Friday, September 16, 2005

Is hydrogen fuel cell technology really the answer to our energy woes?

I think science really needs to think this technology through before they implement it. I have been doing a little research on hydrogen fuel cell byproducts, and what I've found out makes me concerned for the environment of our cities and suburbs. You're saying to yourself right now, wait a minute, the only byproducts of hydrogen fuel cells are heat and water. Water is harmless, right? We're made up of at least 80 percent water. It's the stuff life!

The problem I forsee is an exponential increase in humidity in cities and immediate areas surrounding cities as hydrogen fuel cell technology becomes common. Exponential? Yes. According to the Environmental Protection Agency, a vehicle using hydrogen cells puts out 5 ounces of water per car per hour. So, let's say that in one hour 5000 cars commute into your city in the morning. That's 5 ounces times 5000 cars, which equals 25000 ounces or about 195 gallons of water.
(5 x 5000 = 25000/128 [ounces per gallon] = 195.3)

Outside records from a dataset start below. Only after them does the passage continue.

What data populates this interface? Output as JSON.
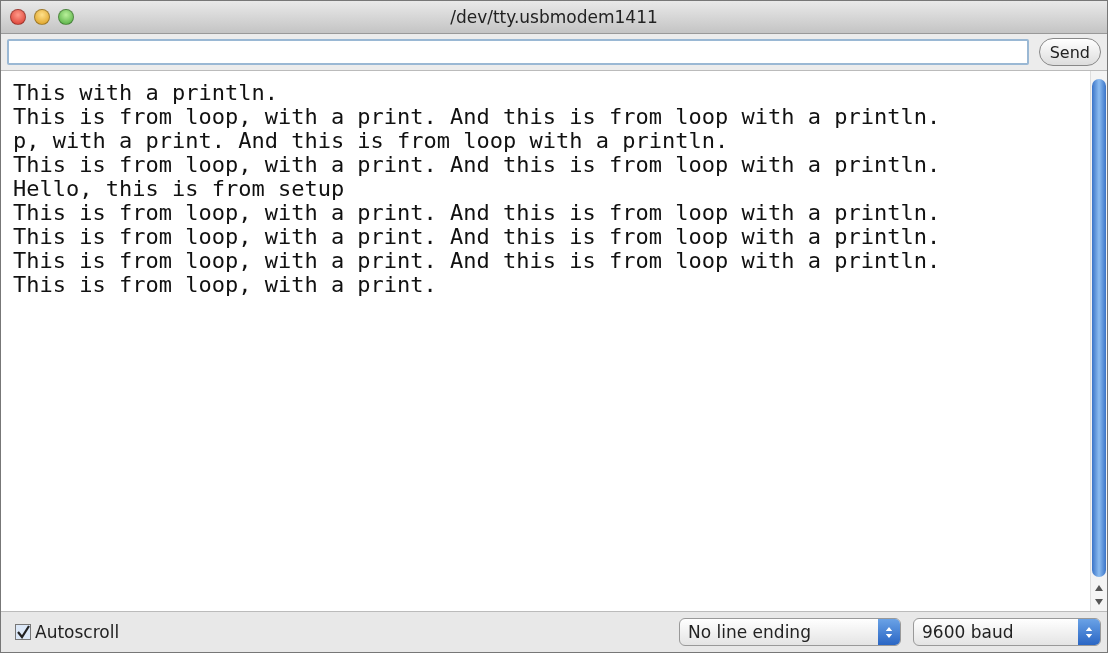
{
  "window": {
    "title": "/dev/tty.usbmodem1411"
  },
  "send_button": {
    "label": "Send"
  },
  "output_lines": [
    "This with a println.",
    "This is from loop, with a print. And this is from loop with a println.",
    "p, with a print. And this is from loop with a println.",
    "This is from loop, with a print. And this is from loop with a println.",
    "Hello, this is from setup",
    "This is from loop, with a print. And this is from loop with a println.",
    "This is from loop, with a print. And this is from loop with a println.",
    "This is from loop, with a print. And this is from loop with a println.",
    "This is from loop, with a print."
  ],
  "autoscroll": {
    "label": "Autoscroll",
    "checked": true
  },
  "line_ending": {
    "value": "No line ending"
  },
  "baud_rate": {
    "value": "9600 baud"
  }
}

That's 195.3 gallons of water in just one hour of commuting in the morning. The return home will releast an additional 195.3 gallons of water which is a total of about 390 gallons of water. And, that's just your commuter traffic.

That a lot of water. Where is it all going to go? If it is allowed to just evaporate, then that's a whole lot of water added to the atmosphere around a city every day. So what, you say?

I haven't finished the research, yet, but I would imagine that over time the humidity level of the city will increase drastically - like the Palm Springs area after people started building golf courses everywhere. Most places aren't as dry as Palm Springs, so the result of that much added humitity will probably be much more noticeable.

I predict that there will be an increase in respiratory problems because of accelerated mold growth where there used to be almost none, and everyone knows how dangerous mold can be. Increased humidity will also drive asthmatics crazy.

I'm not done thinking this problem through, yet. But there is another avenue to consider. What if the water is allowed to accumulate in the vehicle. Will it be potable? Can you water your plants with it? Will it be the responsibility of the owner of the vehcile to get the water tank siphoned out regularly, like when the fuel cells are changed out? If the water isn't potable, will it be chucked down the drain and allowed to flow into the oceans and rivers? What pollutants will it introduce? Radioactivity? Will we be making mutant sea creatures?

I will find answers to these questions. In fact, I've already pinged the EPA with the question, "Is the water byproduct of hydrogen cells potable?"

Stay tuned and find out.